- Description of the task: Search the data for "Technology" and copy every matching line.

Dataset entries
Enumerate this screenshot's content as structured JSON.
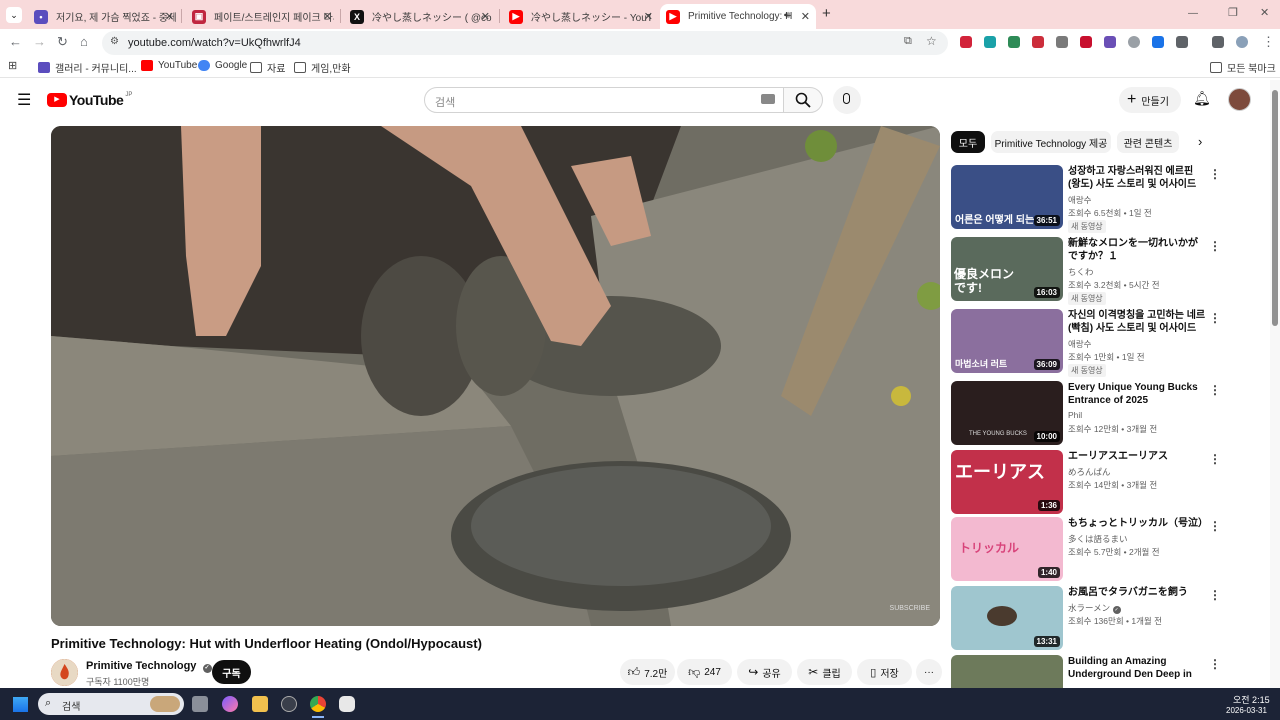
{
  "browser": {
    "tabs": [
      {
        "title": "저기요, 제 가슴 찍었죠 - 중세 ",
        "active": false
      },
      {
        "title": "페이트/스트레인지 페이크 다시",
        "active": false
      },
      {
        "title": "冷やし蒸しネッシー ( @coldstea",
        "active": false
      },
      {
        "title": "冷やし蒸しネッシー - YouTube",
        "active": false
      },
      {
        "title": "Primitive Technology: Hut",
        "active": true
      }
    ],
    "new_tab_label": "+",
    "url": "youtube.com/watch?v=UkQfhwrlfJ4",
    "bookmarks": [
      "갤러리 - 커뮤니티...",
      "YouTube",
      "Google",
      "자료",
      "게임,만화"
    ],
    "all_bookmarks": "모든 북마크"
  },
  "youtube": {
    "logo_text": "YouTube",
    "logo_region": "JP",
    "search_placeholder": "검색",
    "create_label": "만들기"
  },
  "video": {
    "title": "Primitive Technology: Hut with Underfloor Heating (Ondol/Hypocaust)",
    "channel": "Primitive Technology",
    "subscribers": "구독자 1100만명",
    "subscribe_label": "구독",
    "likes": "7.2만",
    "dislikes": "247",
    "share_label": "공유",
    "clip_label": "클립",
    "save_label": "저장",
    "more_label": "···"
  },
  "sidebar": {
    "chips": [
      "모두",
      "Primitive Technology 제공",
      "관련 콘텐츠"
    ],
    "recommendations": [
      {
        "title": "성장하고 자랑스러워진 에르핀 (왕도) 사도 스토리 및 어사이드 이야...",
        "channel": "애랑수",
        "meta": "조회수 6.5천회 • 1일 전",
        "badge": "새 동영상",
        "duration": "36:51",
        "thumb_text": "어른은 어떻게 되는",
        "thumb_color": "#3a4f86"
      },
      {
        "title": "新鮮なメロンを一切れいかがですか？１",
        "channel": "ちくわ",
        "meta": "조회수 3.2천회 • 5시간 전",
        "badge": "새 동영상",
        "duration": "16:03",
        "thumb_text": "優良メロンです!",
        "thumb_color": "#5a6a5c"
      },
      {
        "title": "자신의 이격명칭을 고민하는 네르 (빡침) 사도 스토리 및 어사이드 ...",
        "channel": "애랑수",
        "meta": "조회수 1만회 • 1일 전",
        "badge": "새 동영상",
        "duration": "36:09",
        "thumb_text": "마법소녀 러트",
        "thumb_color": "#8b6f9e"
      },
      {
        "title": "Every Unique Young Bucks Entrance of 2025",
        "channel": "Phil",
        "meta": "조회수 12만회 • 3개월 전",
        "badge": "",
        "duration": "10:00",
        "thumb_text": "THE YOUNG BUCKS",
        "thumb_color": "#2a1e1e"
      },
      {
        "title": "エーリアスエーリアス",
        "channel": "めろんぱん",
        "meta": "조회수 14만회 • 3개월 전",
        "badge": "",
        "duration": "1:36",
        "thumb_text": "エーリアス",
        "thumb_color": "#c2304a"
      },
      {
        "title": "もちょっとトリッカル（号泣）",
        "channel": "多くは語るまい",
        "meta": "조회수 5.7만회 • 2개월 전",
        "badge": "",
        "duration": "1:40",
        "thumb_text": "トリッカル",
        "thumb_color": "#f3b9d0"
      },
      {
        "title": "お風呂でタラバガニを飼う",
        "channel": "水ラーメン",
        "meta": "조회수 136만회 • 1개월 전",
        "badge": "",
        "duration": "13:31",
        "thumb_text": "",
        "thumb_color": "#9fc6cf"
      },
      {
        "title": "Building an Amazing Underground Den Deep in the ...",
        "channel": "",
        "meta": "",
        "badge": "",
        "duration": "",
        "thumb_text": "",
        "thumb_color": "#6d7a5b"
      }
    ]
  },
  "taskbar": {
    "search_placeholder": "검색",
    "time": "오전 2:15",
    "date": "2026-03-31"
  }
}
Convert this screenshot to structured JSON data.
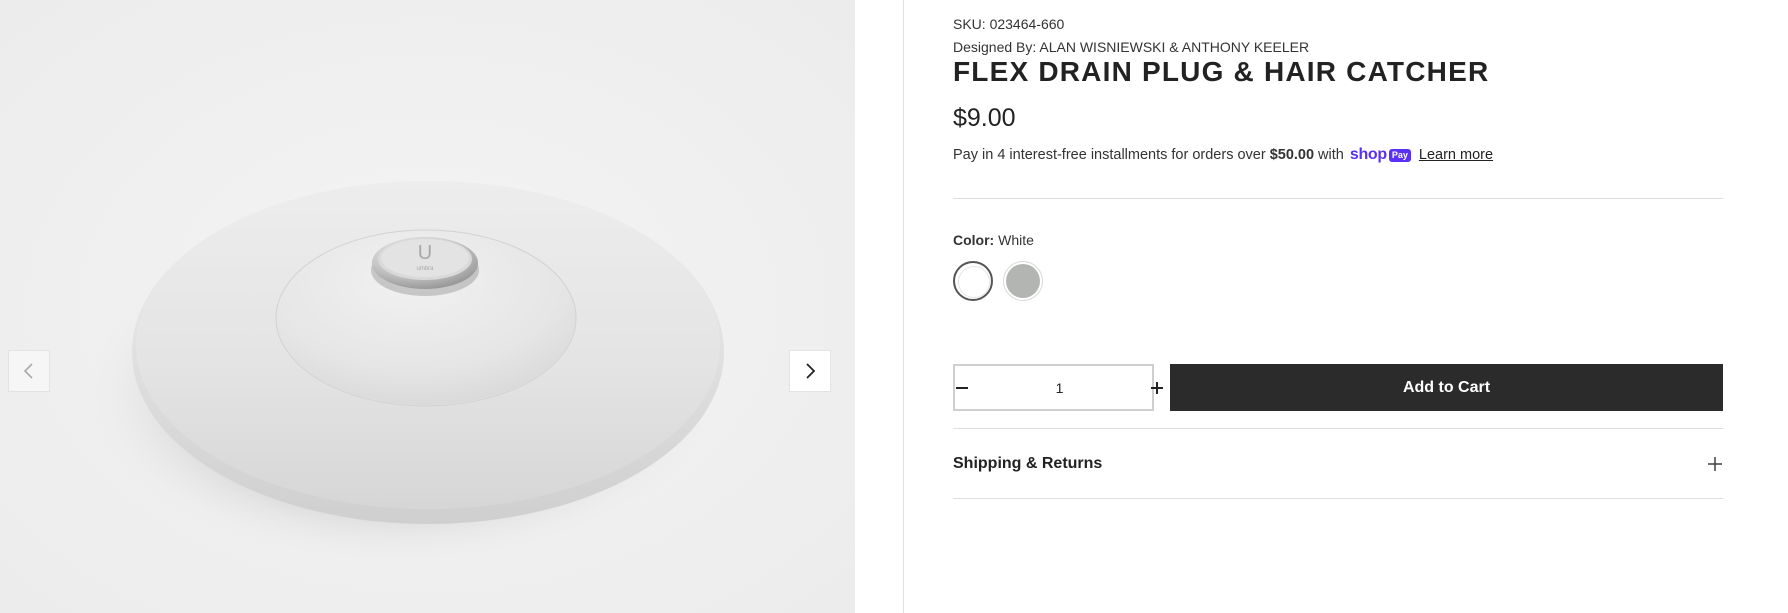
{
  "gallery": {
    "prev_icon": "chevron-left-icon",
    "next_icon": "chevron-right-icon",
    "image_alt": "Flex drain plug and hair catcher, white",
    "logo_text": "U",
    "logo_subtext": "umbra"
  },
  "product": {
    "sku": "SKU: 023464-660",
    "designer": "Designed By: ALAN WISNIEWSKI & ANTHONY KEELER",
    "title": "FLEX DRAIN PLUG & HAIR CATCHER",
    "price": "$9.00",
    "installments": {
      "prefix": "Pay in 4 interest-free installments for orders over",
      "threshold": "$50.00",
      "with": "with",
      "shop_word": "shop",
      "pay_badge": "Pay",
      "learn_more": "Learn more",
      "brand_color": "#5a31f4"
    }
  },
  "color": {
    "label": "Color:",
    "selected": "White",
    "swatches": [
      {
        "name": "White",
        "color": "#ffffff",
        "selected": true
      },
      {
        "name": "Grey",
        "color": "#b3b5b3",
        "selected": false
      }
    ]
  },
  "quantity": {
    "value": "1",
    "minus_icon": "minus-icon",
    "plus_icon": "plus-icon"
  },
  "cart": {
    "add_label": "Add to Cart",
    "button_color": "#2b2b2b"
  },
  "accordion": {
    "shipping_title": "Shipping & Returns",
    "icon": "plus-icon"
  }
}
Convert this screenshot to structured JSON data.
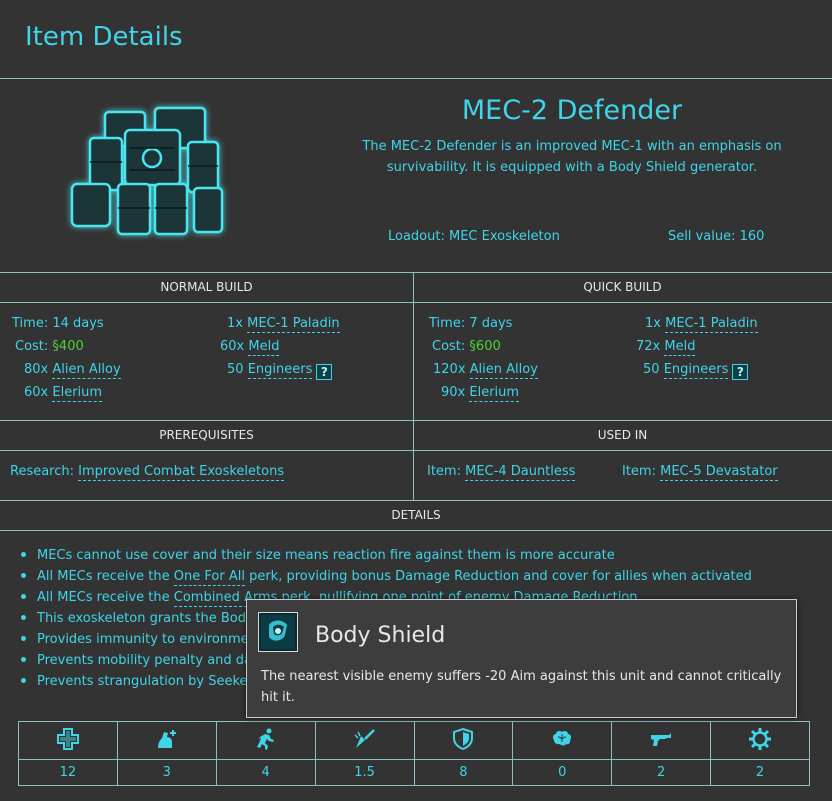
{
  "page": {
    "title": "Item Details"
  },
  "item": {
    "name": "MEC-2 Defender",
    "description": "The MEC-2 Defender is an improved MEC-1 with an emphasis on survivability. It is equipped with a Body Shield generator.",
    "loadout": "Loadout: MEC Exoskeleton",
    "sell_value": "Sell value: 160"
  },
  "normal_build": {
    "header": "NORMAL BUILD",
    "time_label": "Time:",
    "time_value": "14 days",
    "cost_label": "Cost:",
    "cost_value": "§400",
    "resources": [
      {
        "qty": "80x",
        "name": "Alien Alloy"
      },
      {
        "qty": "60x",
        "name": "Elerium"
      }
    ],
    "items": [
      {
        "qty": "1x",
        "name": "MEC-1 Paladin"
      },
      {
        "qty": "60x",
        "name": "Meld"
      },
      {
        "qty": "50",
        "name": "Engineers"
      }
    ]
  },
  "quick_build": {
    "header": "QUICK BUILD",
    "time_label": "Time:",
    "time_value": "7 days",
    "cost_label": "Cost:",
    "cost_value": "§600",
    "resources": [
      {
        "qty": "120x",
        "name": "Alien Alloy"
      },
      {
        "qty": "90x",
        "name": "Elerium"
      }
    ],
    "items": [
      {
        "qty": "1x",
        "name": "MEC-1 Paladin"
      },
      {
        "qty": "72x",
        "name": "Meld"
      },
      {
        "qty": "50",
        "name": "Engineers"
      }
    ]
  },
  "help_button": "?",
  "prerequisites": {
    "header": "PREREQUISITES",
    "label": "Research:",
    "value": "Improved Combat Exoskeletons"
  },
  "used_in": {
    "header": "USED IN",
    "items": [
      {
        "label": "Item:",
        "value": "MEC-4 Dauntless"
      },
      {
        "label": "Item:",
        "value": "MEC-5 Devastator"
      }
    ]
  },
  "details": {
    "header": "DETAILS",
    "lines": [
      {
        "pre": "MECs cannot use cover and their size means reaction fire against them is more accurate",
        "link": "",
        "post": ""
      },
      {
        "pre": "All MECs receive the ",
        "link": "One For All",
        "post": " perk, providing bonus Damage Reduction and cover for allies when activated"
      },
      {
        "pre": "All MECs receive the ",
        "link": "Combined Arms",
        "post": " perk, nullifying one point of enemy Damage Reduction"
      },
      {
        "pre": "This exoskeleton grants the Body ",
        "link": "",
        "post": ""
      },
      {
        "pre": "Provides immunity to environmen",
        "link": "",
        "post": ""
      },
      {
        "pre": "Prevents mobility penalty and dan",
        "link": "",
        "post": ""
      },
      {
        "pre": "Prevents strangulation by Seekers",
        "link": "",
        "post": ""
      }
    ]
  },
  "stats": [
    {
      "icon": "health-icon",
      "value": "12"
    },
    {
      "icon": "strength-icon",
      "value": "3"
    },
    {
      "icon": "mobility-icon",
      "value": "4"
    },
    {
      "icon": "damage-reduction-icon",
      "value": "1.5"
    },
    {
      "icon": "defense-shield-icon",
      "value": "8"
    },
    {
      "icon": "will-brain-icon",
      "value": "0"
    },
    {
      "icon": "aim-gun-icon",
      "value": "2"
    },
    {
      "icon": "tech-gear-icon",
      "value": "2"
    }
  ],
  "tooltip": {
    "icon": "body-shield-icon",
    "title": "Body Shield",
    "text": "The nearest visible enemy suffers -20 Aim against this unit and cannot critically hit it."
  },
  "colors": {
    "accent": "#3fd4e8",
    "background": "#333333",
    "cost": "#4cd137",
    "border": "#8fbfc4"
  }
}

- Your response:
        "title": "Primitive Technology: Hut",
    "title": "Primitive Technology: Hut with Underfloor Heating (Ondol/Hypocaust)",
    "channel": "Primitive Technology",
      "Primitive Technology 제공",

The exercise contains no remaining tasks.